Search instead for 
Did you mean: 
Senior Advisor

Austrian vs Keynesian


Ludwig von Mises and Friedrich Hayek, leading figures in Austrian economics, maintained that an economy is too complex to be managed centrally.  Infinite decisions based on infinite pieces of knowledge cannot be managed by a central decision-maker.  From their standpoint, economies afford greater efficiency and satisfaction with limited government and a laissez-faire approach.

John Maynard Keynes and his disciples saw economies as inherently unstable.  They believed that government management of an economy is necessary to ensure full employment and high output.  For eighty-plus years, the Keynesian interventionist views have prevailed and enabled government to continue to grow and become increasingly intrusive.

Studies generally show an inverse relationship between large government and economic growth and well-being.  These can hardly be termed decisive.  Extreme cases of centralized economic management like Communist Russia, Communist China, Nazi Germany, Cuba, and North Korea are clear-cut.  All were economic failures which produced great human tragedy.

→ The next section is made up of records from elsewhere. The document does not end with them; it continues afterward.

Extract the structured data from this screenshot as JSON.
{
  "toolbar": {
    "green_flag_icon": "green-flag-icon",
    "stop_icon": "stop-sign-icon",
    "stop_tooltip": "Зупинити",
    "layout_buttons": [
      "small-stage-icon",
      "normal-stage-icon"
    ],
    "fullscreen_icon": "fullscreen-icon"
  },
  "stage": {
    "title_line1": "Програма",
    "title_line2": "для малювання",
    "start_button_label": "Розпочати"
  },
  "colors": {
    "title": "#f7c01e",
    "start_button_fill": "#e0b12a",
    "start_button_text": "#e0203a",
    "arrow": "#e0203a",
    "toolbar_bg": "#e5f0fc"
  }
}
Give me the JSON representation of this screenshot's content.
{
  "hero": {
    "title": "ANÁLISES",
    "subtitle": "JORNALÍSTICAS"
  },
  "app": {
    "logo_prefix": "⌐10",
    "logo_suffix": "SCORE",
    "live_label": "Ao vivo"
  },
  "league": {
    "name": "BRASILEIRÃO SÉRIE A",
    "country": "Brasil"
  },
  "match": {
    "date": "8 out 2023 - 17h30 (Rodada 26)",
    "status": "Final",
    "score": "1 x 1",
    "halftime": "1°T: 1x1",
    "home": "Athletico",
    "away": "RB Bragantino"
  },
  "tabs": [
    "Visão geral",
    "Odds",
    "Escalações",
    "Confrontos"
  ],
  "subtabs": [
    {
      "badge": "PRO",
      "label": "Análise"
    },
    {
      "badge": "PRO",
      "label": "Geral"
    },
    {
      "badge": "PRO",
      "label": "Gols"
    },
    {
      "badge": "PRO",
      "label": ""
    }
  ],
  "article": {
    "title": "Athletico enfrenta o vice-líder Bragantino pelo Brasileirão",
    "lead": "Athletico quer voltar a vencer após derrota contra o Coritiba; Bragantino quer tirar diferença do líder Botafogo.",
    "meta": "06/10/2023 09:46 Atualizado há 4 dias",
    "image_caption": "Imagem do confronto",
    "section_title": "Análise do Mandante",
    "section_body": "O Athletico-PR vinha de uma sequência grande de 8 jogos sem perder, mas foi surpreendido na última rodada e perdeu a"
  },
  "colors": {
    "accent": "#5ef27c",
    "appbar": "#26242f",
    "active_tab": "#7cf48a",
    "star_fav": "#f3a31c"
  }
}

East Berlin and West Berlin, North Korea and South Korea, and Taiwan and Communist China were laboratory-like experiments.  In every instance, free-market economies dramatically outperformed government-directed economies.

The Social Welfare State has been the philosophy and excuse for bigger government.  The European States, its leading proponent, are in process of failing.  They will shortly be unable to meet their social promises and sovereign obligations.  This collapse appears imminent and will likely signal the retreat of this philosophy, at least for a while.

Read more:


We have Europe as an experimental failure as we speak.

1 Reply

Re: Austrian vs Keynesian

For you bookmarks.  Another set of discussions on the same topic:


This would be part 3 of 3. Links to 1 and 2 at the bottem of the page.